● Exercise aim: Check the entries below and say how many lines include the word "Claude". No other text is wanted.

··· Given records

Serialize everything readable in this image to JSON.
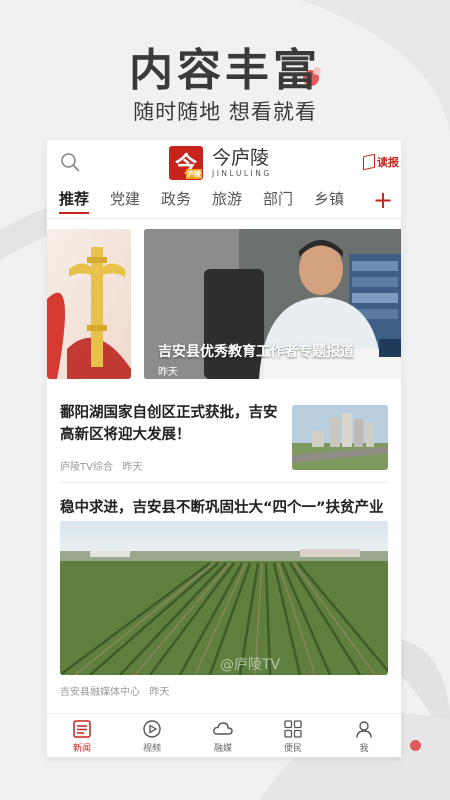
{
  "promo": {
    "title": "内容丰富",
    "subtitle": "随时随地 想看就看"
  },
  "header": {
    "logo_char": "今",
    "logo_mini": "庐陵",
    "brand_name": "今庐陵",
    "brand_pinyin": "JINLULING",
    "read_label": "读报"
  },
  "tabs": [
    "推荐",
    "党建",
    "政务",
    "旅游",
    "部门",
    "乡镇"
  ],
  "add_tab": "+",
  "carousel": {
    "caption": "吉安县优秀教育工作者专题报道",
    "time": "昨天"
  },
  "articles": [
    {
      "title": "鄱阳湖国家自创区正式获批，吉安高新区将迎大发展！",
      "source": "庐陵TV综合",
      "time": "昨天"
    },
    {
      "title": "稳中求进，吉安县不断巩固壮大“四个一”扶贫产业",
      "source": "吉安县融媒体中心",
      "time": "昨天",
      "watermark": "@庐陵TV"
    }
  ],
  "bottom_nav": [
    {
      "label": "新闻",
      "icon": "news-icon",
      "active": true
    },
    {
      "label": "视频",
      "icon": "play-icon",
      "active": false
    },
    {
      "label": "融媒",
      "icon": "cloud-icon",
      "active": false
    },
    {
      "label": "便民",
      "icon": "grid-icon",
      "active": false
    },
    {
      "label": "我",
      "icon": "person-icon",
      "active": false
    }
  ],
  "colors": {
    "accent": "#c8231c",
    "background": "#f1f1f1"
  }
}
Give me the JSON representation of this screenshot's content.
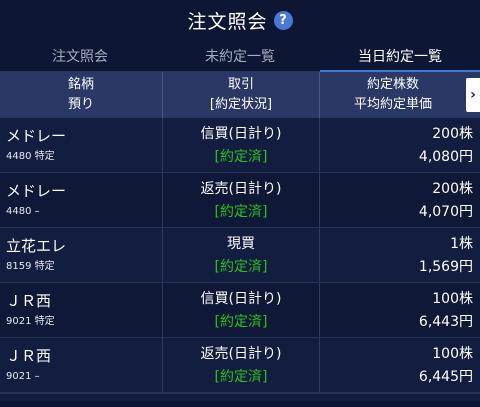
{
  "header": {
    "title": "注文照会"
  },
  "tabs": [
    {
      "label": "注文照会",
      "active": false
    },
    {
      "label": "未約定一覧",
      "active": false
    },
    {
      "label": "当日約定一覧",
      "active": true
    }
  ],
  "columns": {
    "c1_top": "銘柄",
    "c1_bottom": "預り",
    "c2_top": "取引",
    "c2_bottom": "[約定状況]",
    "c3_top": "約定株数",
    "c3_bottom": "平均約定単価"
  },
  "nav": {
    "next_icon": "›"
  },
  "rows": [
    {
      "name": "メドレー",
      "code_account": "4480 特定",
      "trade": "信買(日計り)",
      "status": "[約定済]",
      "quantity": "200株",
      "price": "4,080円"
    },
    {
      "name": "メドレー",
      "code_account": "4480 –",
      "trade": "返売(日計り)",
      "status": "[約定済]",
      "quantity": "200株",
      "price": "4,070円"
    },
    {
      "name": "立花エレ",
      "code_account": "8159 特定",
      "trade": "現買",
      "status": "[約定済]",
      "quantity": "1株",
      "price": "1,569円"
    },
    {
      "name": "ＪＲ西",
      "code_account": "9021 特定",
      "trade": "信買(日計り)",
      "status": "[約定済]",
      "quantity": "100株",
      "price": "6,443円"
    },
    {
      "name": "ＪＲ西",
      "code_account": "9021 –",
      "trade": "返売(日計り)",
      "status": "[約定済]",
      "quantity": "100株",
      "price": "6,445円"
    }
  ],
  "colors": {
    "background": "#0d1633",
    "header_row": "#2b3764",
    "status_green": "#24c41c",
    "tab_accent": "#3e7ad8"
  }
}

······
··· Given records

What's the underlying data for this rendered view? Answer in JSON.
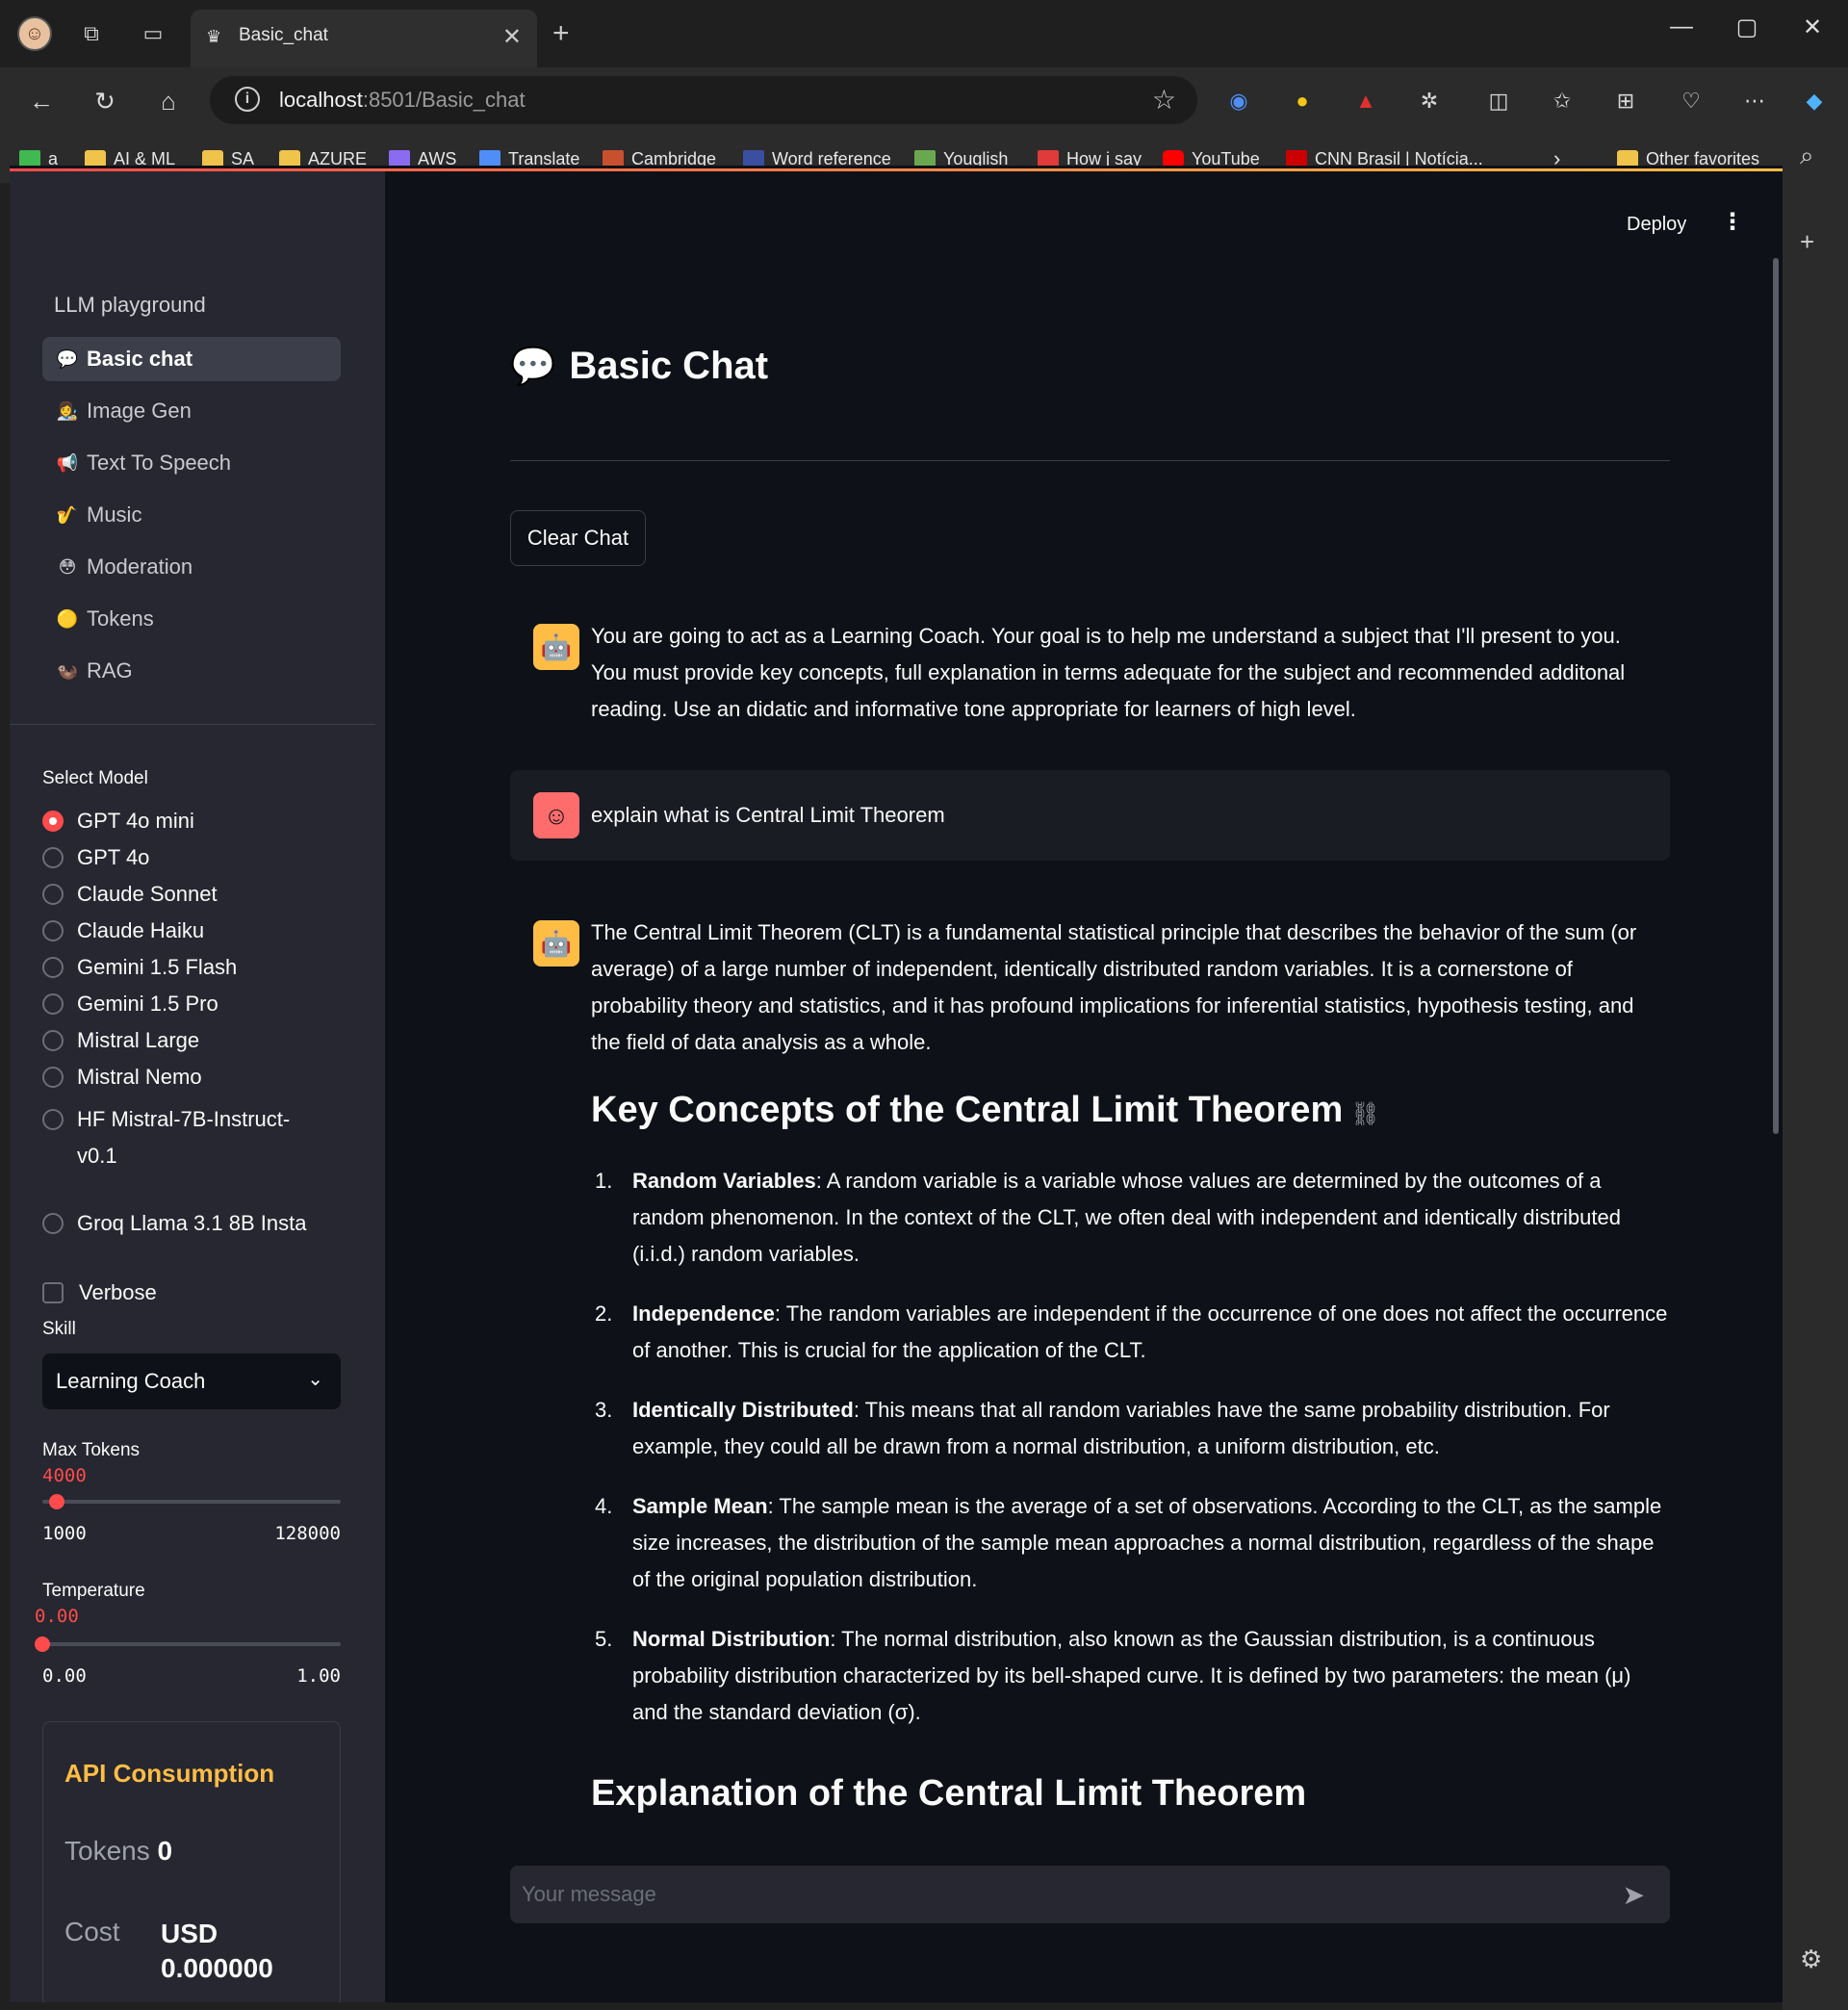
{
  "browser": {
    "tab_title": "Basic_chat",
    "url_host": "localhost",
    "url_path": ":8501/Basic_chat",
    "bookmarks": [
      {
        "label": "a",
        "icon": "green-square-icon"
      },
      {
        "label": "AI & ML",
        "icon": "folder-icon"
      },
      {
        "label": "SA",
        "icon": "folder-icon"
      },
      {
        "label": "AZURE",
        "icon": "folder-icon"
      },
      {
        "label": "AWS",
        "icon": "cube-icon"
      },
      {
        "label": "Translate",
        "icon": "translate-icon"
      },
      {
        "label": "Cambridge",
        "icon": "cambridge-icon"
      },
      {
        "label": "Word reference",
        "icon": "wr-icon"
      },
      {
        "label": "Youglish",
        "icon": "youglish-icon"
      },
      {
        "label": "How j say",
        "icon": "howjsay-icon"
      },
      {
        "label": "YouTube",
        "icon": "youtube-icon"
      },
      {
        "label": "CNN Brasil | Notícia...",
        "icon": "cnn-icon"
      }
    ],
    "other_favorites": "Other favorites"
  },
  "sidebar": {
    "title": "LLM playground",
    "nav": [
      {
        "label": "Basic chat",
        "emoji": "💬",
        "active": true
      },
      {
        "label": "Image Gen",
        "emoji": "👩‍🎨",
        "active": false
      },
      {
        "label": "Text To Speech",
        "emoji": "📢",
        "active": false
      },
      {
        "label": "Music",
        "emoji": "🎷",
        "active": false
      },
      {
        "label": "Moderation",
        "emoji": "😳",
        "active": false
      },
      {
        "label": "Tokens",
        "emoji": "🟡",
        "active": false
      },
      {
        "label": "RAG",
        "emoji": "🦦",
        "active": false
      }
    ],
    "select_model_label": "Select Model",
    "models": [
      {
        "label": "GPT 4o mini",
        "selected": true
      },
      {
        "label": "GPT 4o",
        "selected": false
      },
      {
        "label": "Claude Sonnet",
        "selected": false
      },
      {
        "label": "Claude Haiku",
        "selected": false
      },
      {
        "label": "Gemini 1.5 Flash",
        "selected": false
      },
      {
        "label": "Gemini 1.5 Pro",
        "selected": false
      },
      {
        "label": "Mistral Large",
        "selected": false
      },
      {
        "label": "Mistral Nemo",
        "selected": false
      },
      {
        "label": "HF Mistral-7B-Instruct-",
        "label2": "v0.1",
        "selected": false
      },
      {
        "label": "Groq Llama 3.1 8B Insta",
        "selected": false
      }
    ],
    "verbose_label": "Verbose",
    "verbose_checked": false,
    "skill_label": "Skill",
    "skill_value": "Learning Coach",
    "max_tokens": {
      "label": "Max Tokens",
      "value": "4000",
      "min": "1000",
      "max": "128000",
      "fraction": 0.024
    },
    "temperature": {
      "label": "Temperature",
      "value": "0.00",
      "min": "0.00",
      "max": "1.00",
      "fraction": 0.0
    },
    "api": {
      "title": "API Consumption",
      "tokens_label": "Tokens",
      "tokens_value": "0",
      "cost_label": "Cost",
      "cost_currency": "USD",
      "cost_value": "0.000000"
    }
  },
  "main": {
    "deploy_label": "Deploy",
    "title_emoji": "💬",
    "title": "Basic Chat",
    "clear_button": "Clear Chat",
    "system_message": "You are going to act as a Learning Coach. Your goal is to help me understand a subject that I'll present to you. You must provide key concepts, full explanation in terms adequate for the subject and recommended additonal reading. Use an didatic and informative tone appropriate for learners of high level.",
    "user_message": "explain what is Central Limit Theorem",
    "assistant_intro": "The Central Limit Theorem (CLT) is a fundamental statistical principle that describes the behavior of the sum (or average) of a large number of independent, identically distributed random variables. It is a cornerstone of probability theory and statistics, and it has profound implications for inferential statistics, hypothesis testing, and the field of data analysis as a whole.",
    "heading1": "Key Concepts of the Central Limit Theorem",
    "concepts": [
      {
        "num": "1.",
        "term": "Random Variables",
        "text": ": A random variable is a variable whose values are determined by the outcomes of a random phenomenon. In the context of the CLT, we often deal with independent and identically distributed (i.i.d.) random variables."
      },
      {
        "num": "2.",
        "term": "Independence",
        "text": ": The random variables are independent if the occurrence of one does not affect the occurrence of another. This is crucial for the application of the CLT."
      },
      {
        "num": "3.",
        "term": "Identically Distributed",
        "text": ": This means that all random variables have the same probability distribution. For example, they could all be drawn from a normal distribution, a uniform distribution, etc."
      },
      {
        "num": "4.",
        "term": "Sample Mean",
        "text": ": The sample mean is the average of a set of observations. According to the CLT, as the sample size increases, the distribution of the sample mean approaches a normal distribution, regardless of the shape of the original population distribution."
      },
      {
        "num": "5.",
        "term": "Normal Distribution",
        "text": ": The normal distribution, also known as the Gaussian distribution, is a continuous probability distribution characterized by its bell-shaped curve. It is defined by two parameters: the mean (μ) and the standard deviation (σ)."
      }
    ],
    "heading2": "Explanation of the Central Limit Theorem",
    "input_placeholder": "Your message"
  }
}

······

● Written response: 2